- TASK BRIEF: The response should consist of every line below, restated exactly, with no pictures.

- INPUT DATA:
+ + + +

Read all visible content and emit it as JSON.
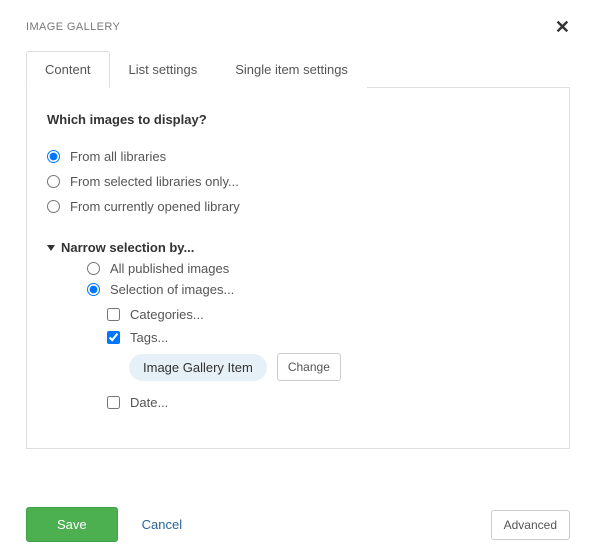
{
  "header": {
    "title": "IMAGE GALLERY"
  },
  "tabs": {
    "content": "Content",
    "list": "List settings",
    "single": "Single item settings"
  },
  "panel": {
    "question": "Which images to display?",
    "sources": {
      "all": "From all libraries",
      "selected": "From selected libraries only...",
      "current": "From currently opened library"
    },
    "narrow": {
      "header": "Narrow selection by...",
      "allPublished": "All published images",
      "selection": "Selection of images...",
      "categories": "Categories...",
      "tags": "Tags...",
      "chip": "Image Gallery Item",
      "change": "Change",
      "date": "Date..."
    }
  },
  "footer": {
    "save": "Save",
    "cancel": "Cancel",
    "advanced": "Advanced"
  }
}
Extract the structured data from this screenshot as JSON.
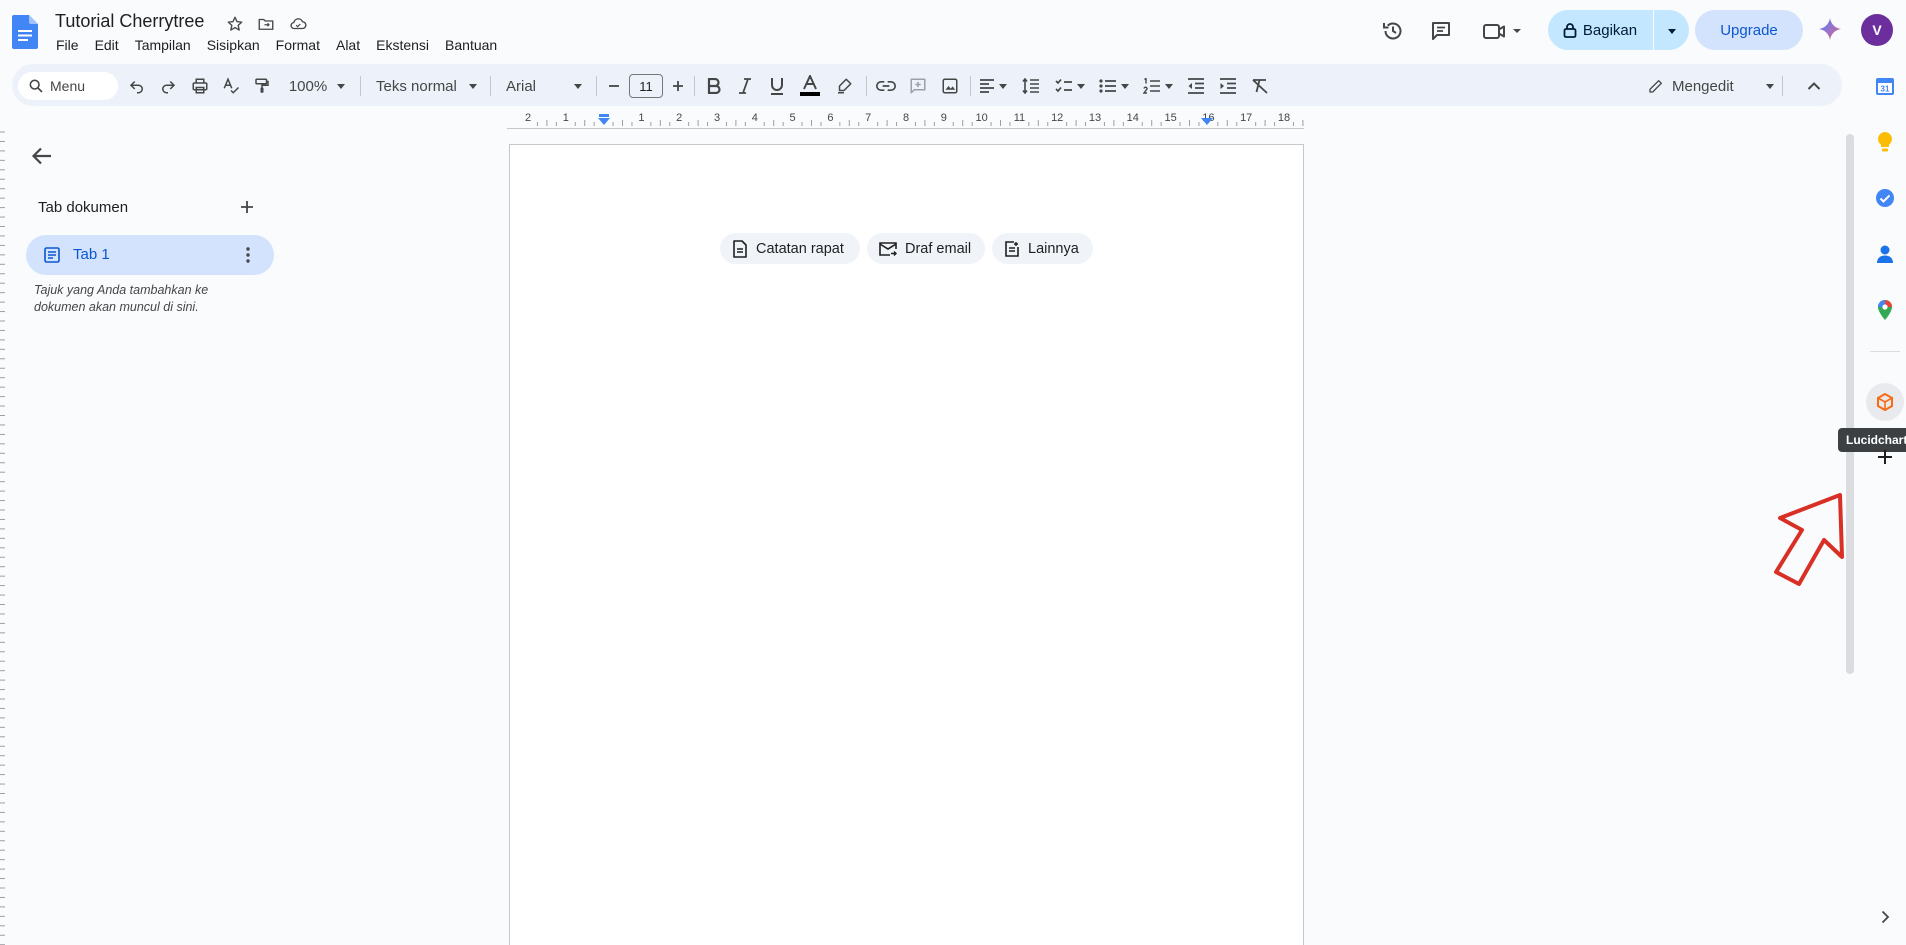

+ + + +

- SOLUTION FOR THIS PROBLEM:
Read all visible content and emit it as JSON.
{
  "header": {
    "title": "IMAGE GALLERY"
  },
  "tabs": {
    "content": "Content",
    "list": "List settings",
    "single": "Single item settings"
  },
  "panel": {
    "question": "Which images to display?",
    "sources": {
      "all": "From all libraries",
      "selected": "From selected libraries only...",
      "current": "From currently opened library"
    },
    "narrow": {
      "header": "Narrow selection by...",
      "allPublished": "All published images",
      "selection": "Selection of images...",
      "categories": "Categories...",
      "tags": "Tags...",
      "chip": "Image Gallery Item",
      "change": "Change",
      "date": "Date..."
    }
  },
  "footer": {
    "save": "Save",
    "cancel": "Cancel",
    "advanced": "Advanced"
  }
}
Extract the structured data from this screenshot as JSON.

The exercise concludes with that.